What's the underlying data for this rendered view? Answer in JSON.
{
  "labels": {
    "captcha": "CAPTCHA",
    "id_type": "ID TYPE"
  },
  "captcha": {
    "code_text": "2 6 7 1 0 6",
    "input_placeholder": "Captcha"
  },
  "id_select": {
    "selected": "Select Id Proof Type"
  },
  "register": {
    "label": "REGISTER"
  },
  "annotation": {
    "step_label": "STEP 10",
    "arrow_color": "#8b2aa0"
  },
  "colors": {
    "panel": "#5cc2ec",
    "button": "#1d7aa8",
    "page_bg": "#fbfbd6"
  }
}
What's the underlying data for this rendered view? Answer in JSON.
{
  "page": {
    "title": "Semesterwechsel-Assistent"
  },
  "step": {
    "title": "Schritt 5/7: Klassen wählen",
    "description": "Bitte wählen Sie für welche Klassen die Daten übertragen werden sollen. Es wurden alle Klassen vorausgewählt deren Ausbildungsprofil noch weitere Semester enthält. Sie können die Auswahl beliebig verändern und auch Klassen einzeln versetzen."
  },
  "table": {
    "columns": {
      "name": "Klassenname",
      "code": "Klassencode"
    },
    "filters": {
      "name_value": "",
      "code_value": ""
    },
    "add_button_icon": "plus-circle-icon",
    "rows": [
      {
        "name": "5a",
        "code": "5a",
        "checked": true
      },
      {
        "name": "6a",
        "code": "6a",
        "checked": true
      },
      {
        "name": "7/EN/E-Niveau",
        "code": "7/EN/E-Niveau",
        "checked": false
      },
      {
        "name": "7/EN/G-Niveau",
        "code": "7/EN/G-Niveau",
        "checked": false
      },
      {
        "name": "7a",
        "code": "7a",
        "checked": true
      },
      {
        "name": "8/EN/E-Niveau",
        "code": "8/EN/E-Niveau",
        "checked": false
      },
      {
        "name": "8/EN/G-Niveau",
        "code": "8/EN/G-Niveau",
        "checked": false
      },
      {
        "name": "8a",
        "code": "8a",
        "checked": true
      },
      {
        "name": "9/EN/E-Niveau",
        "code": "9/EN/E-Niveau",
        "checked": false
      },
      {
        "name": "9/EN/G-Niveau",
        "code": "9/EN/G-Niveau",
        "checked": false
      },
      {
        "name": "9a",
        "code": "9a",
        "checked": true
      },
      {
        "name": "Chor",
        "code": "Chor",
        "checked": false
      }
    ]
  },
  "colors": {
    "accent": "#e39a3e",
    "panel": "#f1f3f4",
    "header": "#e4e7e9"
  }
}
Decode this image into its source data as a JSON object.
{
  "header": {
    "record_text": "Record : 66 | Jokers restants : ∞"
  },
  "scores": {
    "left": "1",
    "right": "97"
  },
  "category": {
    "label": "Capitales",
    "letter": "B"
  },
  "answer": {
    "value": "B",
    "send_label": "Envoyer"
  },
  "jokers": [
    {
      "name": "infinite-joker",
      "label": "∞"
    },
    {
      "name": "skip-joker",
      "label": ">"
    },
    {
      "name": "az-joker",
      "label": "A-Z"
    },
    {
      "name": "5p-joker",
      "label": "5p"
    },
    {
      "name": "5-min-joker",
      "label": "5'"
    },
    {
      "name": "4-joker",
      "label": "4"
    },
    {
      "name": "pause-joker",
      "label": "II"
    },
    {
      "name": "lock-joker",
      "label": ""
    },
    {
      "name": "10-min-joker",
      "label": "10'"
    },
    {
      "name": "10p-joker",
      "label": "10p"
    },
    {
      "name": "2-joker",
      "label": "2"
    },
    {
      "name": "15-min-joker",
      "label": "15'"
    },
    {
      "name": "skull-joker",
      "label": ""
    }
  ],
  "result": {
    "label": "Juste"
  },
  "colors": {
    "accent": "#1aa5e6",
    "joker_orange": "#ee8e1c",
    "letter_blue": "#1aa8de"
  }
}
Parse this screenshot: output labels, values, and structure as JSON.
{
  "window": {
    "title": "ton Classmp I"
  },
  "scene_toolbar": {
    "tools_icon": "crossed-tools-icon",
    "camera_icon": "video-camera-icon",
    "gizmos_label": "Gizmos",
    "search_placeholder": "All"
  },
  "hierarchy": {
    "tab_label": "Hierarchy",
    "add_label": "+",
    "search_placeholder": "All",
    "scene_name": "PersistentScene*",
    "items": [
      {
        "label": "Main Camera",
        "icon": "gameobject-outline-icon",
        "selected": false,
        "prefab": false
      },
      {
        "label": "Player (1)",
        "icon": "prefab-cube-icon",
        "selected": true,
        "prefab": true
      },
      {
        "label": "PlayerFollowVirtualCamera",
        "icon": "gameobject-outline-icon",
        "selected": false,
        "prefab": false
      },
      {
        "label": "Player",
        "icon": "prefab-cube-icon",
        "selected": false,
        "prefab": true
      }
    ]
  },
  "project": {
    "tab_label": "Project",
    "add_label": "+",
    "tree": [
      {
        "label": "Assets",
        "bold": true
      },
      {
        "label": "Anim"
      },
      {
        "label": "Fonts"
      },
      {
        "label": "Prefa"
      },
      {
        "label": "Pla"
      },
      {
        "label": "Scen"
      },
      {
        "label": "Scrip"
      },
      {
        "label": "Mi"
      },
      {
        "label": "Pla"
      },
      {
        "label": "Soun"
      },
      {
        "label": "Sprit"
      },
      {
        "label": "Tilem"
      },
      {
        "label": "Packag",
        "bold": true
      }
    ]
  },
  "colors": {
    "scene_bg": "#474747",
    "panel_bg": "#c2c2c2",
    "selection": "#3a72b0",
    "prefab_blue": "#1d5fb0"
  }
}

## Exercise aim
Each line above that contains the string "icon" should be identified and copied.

## Exercise solution
    "add_button_icon": "plus-circle-icon",
    "tools_icon": "crossed-tools-icon",
    "camera_icon": "video-camera-icon",
        "icon": "gameobject-outline-icon",
        "icon": "prefab-cube-icon",
        "icon": "gameobject-outline-icon",
        "icon": "prefab-cube-icon",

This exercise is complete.